The world of medicine has never been more exciting. New treatments are being developed, new diseases are being identified, and even existing ones are being treated with new strategies. The demand for robust medical solutions is at an all-time high. To keep up with the rapidly changing world of medicine, one needs to have a fast-paced mind and a sharp intellectual bone.


Anyone who thinks they know something won’t be able to understand the “why” of every single medical procedure, and people don’t want to know it. Fortunately, there is a lot that we can learn from history. The past continues to matter in the present and future too. Medicine needs to take a step back, rework its methods, develop new strategies, and reassess our old habits to be competitive in the 21st-century world. This article lists some essential facts about CT urogram in New Jersey that may help you navigate the charts better.

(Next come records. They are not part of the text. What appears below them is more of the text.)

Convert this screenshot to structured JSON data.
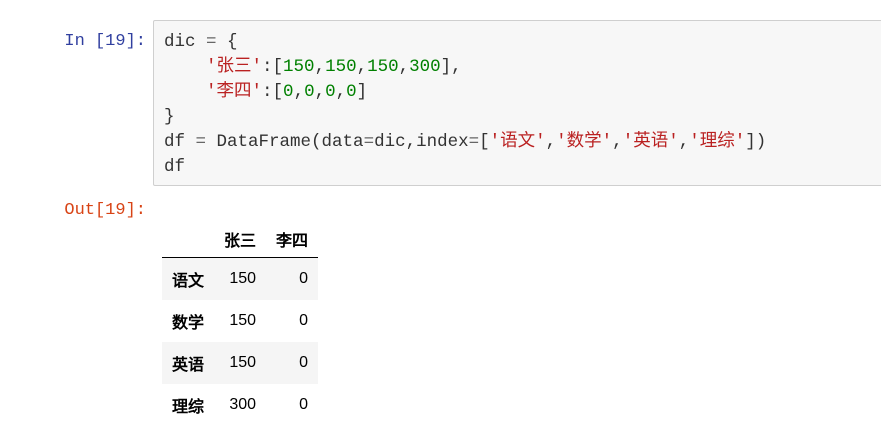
{
  "input_prompt": "In [19]:",
  "output_prompt": "Out[19]:",
  "code_lines": [
    [
      [
        "p",
        "dic "
      ],
      [
        "op",
        "="
      ],
      [
        "p",
        " {"
      ]
    ],
    [
      [
        "p",
        "    "
      ],
      [
        "str",
        "'张三'"
      ],
      [
        "p",
        ":["
      ],
      [
        "num",
        "150"
      ],
      [
        "p",
        ","
      ],
      [
        "num",
        "150"
      ],
      [
        "p",
        ","
      ],
      [
        "num",
        "150"
      ],
      [
        "p",
        ","
      ],
      [
        "num",
        "300"
      ],
      [
        "p",
        "],"
      ]
    ],
    [
      [
        "p",
        "    "
      ],
      [
        "str",
        "'李四'"
      ],
      [
        "p",
        ":["
      ],
      [
        "num",
        "0"
      ],
      [
        "p",
        ","
      ],
      [
        "num",
        "0"
      ],
      [
        "p",
        ","
      ],
      [
        "num",
        "0"
      ],
      [
        "p",
        ","
      ],
      [
        "num",
        "0"
      ],
      [
        "p",
        "]"
      ]
    ],
    [
      [
        "p",
        "}"
      ]
    ],
    [
      [
        "p",
        "df "
      ],
      [
        "op",
        "="
      ],
      [
        "p",
        " DataFrame(data"
      ],
      [
        "op",
        "="
      ],
      [
        "p",
        "dic,index"
      ],
      [
        "op",
        "="
      ],
      [
        "p",
        "["
      ],
      [
        "str",
        "'语文'"
      ],
      [
        "p",
        ","
      ],
      [
        "str",
        "'数学'"
      ],
      [
        "p",
        ","
      ],
      [
        "str",
        "'英语'"
      ],
      [
        "p",
        ","
      ],
      [
        "str",
        "'理综'"
      ],
      [
        "p",
        "])"
      ]
    ],
    [
      [
        "p",
        "df"
      ]
    ]
  ],
  "table": {
    "columns": [
      "",
      "张三",
      "李四"
    ],
    "rows": [
      {
        "index": "语文",
        "values": [
          "150",
          "0"
        ]
      },
      {
        "index": "数学",
        "values": [
          "150",
          "0"
        ]
      },
      {
        "index": "英语",
        "values": [
          "150",
          "0"
        ]
      },
      {
        "index": "理综",
        "values": [
          "300",
          "0"
        ]
      }
    ]
  }
}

CT urogram in New Jersey


A CT urogram is an imaging test that uses X-rays to create a three-dimensional image of the inside of your body. The purpose of a CT urogram is to produce images that can be used to identify and treat medical conditions such as lung cancer, kidney stones, heart attack, pulmonary embolism, and many others. To perform a CT urogram, you need to lie down in the scanner device and be completely still throughout the process. During the scan process, your doctor will give you instructions on how fast you should breathe, how much air you need to exhale, and how deep you should breathe into your lungs.


For this reason, patients are advised not to eat or drink anything before going for this procedure. Doctors say that breathing too fast during the scan can lead to lower image quality and possible errors in interpreting your scan data. Two different kinds of scans can be performed with a CT urogram; computed tomography (CT) or computed axial tomography (CAT). Their differences are as follows: Computed tomography (CT) uses X-ray beams to create models from layers such as air, bone, marrow, and fat. Computed axial tomography (CAT) instead uses X-ray beams to map out layers based on their density and density distribution more accurately than conventional image interpretation by radiologists.